Results and conclusion: Overall and surprisingly, a decrease in SMV was observed for the quadriceps femoris, vastus lateralis and vastus medialis muscle. These lower postoperative SMV measures were, thereby, associated with a reduction in intramuscular adipose tissue content. Low muscle attenuation values, as a measure of high muscle fat content, were inversely correlated to the CSA across all muscles analysed, indicating fatty atrophy. In all investigated thigh muscles, increased joint contact forces in level walking were significantly correlated with lower mean muscle radiation attenuation values and, hence, a higher muscle fat content.

TKA should enhance mobility and, in combination with postoperative training, contribute to an improved muscle status, which protects the artificial joint from high loads. Our data shows, however, that the protective effect of the periarticular muscles is reduced in the case of postoperative muscle atrophy. Furthermore, the preliminary results of our study show the importance of training or treating muscles in order to avoid postoperative atrophy and thereby higher joint loads.

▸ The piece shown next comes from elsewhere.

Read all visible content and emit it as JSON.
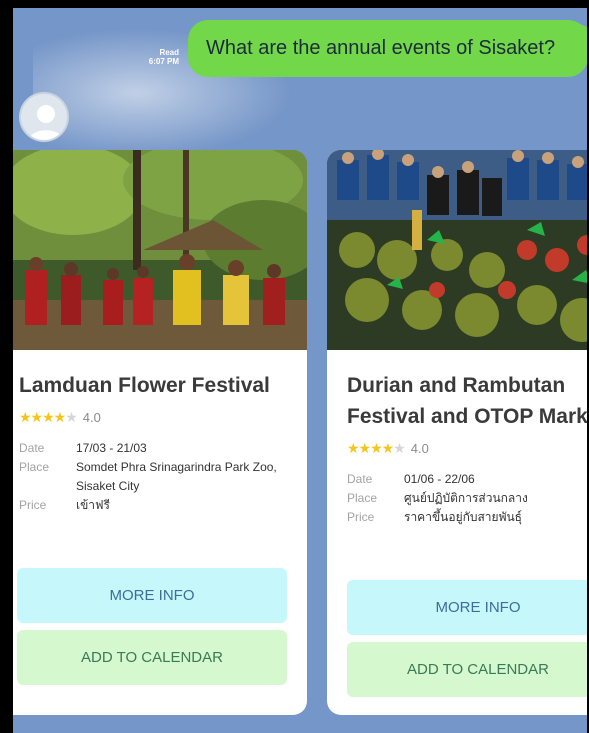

Heinlein B, Graichen F, Bender A, Rohlmann A, Bergmann G. Design, calibration and pre-clinical testing of an instrumented tibial tray. J Biomech. 2007;40 Suppl 1:S4-10.